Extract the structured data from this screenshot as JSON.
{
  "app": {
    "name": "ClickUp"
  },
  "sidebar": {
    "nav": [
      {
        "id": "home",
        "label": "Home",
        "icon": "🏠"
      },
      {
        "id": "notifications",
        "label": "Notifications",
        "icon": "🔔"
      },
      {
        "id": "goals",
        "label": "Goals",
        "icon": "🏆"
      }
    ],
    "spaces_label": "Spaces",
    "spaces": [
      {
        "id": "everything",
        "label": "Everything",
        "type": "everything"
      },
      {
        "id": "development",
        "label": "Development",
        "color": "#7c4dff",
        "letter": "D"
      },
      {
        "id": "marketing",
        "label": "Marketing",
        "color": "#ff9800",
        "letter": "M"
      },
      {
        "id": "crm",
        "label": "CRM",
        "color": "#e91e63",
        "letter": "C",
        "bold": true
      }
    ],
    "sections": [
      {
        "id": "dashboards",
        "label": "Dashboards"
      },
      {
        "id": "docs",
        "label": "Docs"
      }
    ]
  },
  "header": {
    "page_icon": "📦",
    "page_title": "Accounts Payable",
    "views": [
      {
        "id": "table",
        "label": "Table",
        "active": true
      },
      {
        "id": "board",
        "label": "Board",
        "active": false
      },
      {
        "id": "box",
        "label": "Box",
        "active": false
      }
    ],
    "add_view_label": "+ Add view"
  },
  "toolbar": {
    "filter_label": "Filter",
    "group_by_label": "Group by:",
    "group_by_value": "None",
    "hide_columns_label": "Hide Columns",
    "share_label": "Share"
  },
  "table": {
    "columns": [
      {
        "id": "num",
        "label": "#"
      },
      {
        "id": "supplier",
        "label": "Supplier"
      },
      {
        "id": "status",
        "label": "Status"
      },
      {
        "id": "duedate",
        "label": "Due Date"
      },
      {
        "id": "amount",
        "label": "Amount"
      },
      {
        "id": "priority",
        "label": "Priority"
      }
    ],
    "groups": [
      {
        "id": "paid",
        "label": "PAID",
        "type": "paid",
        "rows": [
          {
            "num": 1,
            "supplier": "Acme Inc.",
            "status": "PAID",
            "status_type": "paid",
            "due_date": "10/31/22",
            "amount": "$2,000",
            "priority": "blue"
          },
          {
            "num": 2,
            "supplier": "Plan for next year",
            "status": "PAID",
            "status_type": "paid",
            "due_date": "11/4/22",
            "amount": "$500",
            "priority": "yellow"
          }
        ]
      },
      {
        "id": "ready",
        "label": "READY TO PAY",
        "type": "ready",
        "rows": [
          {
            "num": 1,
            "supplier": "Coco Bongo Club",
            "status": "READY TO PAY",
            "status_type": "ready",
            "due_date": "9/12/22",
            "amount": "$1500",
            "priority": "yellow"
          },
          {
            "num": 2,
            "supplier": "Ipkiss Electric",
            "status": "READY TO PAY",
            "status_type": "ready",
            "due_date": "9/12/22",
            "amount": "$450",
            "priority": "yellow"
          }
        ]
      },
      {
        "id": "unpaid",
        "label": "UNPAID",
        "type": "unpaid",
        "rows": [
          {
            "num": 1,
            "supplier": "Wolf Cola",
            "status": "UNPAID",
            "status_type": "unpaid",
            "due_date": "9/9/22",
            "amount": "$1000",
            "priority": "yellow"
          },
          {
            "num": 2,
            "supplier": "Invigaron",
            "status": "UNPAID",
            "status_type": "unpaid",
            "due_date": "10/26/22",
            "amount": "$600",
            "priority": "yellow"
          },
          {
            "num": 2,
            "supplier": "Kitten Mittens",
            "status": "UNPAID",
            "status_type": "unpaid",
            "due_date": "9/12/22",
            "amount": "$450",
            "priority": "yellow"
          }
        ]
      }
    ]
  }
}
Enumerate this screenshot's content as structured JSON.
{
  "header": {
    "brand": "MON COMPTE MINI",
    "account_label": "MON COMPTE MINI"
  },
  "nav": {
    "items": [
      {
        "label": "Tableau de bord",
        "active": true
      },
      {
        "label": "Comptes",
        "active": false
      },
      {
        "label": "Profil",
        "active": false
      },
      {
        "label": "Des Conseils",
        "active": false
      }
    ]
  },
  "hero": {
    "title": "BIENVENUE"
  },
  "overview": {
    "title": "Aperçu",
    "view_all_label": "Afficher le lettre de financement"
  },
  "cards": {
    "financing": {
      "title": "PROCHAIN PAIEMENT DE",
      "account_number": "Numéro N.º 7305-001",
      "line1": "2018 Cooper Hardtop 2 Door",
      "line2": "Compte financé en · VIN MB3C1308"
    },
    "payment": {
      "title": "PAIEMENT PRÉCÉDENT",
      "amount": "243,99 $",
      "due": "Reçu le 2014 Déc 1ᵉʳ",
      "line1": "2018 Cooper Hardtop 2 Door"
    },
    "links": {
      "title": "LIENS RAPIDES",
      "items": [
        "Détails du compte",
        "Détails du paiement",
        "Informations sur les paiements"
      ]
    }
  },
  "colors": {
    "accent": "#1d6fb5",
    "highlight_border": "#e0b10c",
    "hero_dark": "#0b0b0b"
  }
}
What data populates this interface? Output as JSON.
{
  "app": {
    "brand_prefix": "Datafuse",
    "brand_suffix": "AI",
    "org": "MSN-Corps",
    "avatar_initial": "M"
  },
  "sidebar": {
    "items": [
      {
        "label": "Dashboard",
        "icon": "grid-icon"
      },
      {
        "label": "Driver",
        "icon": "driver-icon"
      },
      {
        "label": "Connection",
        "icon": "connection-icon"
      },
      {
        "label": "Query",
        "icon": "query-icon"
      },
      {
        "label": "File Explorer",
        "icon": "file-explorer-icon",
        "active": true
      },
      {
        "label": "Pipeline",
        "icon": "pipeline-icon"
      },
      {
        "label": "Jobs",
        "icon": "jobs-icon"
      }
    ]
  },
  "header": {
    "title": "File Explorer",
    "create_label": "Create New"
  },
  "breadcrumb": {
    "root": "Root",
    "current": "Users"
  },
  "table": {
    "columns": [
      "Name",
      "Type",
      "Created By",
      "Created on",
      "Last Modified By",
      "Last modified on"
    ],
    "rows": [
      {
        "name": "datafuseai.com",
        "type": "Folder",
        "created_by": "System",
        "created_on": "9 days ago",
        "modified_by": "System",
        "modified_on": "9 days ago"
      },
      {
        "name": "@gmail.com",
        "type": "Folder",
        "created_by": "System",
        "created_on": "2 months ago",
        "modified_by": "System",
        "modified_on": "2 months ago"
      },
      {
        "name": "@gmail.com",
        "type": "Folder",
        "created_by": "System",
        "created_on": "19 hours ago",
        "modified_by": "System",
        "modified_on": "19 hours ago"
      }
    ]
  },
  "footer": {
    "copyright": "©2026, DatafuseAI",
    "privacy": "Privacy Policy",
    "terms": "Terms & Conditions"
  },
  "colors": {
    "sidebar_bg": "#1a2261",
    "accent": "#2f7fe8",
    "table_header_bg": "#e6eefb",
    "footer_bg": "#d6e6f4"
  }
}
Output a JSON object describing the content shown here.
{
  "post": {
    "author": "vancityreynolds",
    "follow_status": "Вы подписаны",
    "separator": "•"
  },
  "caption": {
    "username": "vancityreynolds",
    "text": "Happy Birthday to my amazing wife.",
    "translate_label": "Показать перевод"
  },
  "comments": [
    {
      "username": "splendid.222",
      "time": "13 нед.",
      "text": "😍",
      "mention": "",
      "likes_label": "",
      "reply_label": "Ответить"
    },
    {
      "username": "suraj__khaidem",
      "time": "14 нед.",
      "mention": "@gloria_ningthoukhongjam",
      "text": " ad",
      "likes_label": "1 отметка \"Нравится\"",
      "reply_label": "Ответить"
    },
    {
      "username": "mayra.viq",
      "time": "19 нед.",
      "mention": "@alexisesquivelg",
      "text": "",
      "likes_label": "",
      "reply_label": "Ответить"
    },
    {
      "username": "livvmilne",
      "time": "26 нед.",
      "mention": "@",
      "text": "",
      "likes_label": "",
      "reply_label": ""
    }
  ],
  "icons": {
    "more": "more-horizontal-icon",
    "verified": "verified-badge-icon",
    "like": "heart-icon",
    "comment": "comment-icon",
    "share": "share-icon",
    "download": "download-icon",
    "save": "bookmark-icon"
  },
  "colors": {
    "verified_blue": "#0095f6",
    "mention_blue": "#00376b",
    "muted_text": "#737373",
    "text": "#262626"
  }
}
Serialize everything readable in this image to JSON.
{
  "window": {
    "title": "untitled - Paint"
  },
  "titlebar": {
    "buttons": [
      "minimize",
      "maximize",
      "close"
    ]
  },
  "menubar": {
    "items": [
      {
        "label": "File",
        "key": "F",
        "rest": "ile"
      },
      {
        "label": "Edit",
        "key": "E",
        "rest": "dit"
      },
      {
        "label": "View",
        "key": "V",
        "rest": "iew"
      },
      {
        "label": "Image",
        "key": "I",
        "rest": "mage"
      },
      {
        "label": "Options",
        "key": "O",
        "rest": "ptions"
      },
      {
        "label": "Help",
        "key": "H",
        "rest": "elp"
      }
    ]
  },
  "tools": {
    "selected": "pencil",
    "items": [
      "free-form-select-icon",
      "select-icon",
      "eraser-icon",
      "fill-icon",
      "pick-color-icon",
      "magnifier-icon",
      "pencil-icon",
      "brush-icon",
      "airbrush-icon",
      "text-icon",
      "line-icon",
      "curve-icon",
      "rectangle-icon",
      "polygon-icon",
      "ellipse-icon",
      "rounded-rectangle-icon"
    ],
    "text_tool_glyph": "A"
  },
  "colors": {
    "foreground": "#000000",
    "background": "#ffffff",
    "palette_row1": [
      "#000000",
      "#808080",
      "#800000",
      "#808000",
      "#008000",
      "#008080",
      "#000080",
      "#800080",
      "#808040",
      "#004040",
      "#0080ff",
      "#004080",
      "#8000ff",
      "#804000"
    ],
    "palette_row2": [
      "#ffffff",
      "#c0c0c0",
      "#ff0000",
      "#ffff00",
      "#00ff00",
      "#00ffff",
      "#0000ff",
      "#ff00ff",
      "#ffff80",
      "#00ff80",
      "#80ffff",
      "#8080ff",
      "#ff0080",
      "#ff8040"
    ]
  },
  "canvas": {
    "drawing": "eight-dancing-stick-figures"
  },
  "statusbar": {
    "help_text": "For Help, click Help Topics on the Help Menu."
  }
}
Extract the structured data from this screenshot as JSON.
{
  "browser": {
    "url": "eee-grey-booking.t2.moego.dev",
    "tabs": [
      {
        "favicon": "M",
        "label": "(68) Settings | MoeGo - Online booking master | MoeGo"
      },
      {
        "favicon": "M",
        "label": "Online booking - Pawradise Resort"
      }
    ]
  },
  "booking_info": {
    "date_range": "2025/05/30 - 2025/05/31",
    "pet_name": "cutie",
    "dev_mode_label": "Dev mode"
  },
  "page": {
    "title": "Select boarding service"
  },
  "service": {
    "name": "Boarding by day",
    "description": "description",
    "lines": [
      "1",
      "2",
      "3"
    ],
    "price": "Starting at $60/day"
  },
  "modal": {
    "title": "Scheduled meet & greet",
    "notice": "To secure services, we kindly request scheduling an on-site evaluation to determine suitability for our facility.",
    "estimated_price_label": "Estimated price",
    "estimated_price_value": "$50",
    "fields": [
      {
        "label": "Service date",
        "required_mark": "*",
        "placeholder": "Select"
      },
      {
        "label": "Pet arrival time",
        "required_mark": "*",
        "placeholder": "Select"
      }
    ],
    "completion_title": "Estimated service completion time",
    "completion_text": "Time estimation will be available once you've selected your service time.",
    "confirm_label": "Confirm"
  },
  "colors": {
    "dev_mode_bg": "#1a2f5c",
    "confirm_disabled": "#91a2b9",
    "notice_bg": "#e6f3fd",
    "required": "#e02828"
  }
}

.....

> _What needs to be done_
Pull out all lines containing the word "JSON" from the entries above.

> _Exercise response_
Extract the structured data from this screenshot as JSON.
Enumerate this screenshot's content as structured JSON.
What data populates this interface? Output as JSON.
Output a JSON object describing the content shown here.
Serialize everything readable in this image to JSON.
Extract the structured data from this screenshot as JSON.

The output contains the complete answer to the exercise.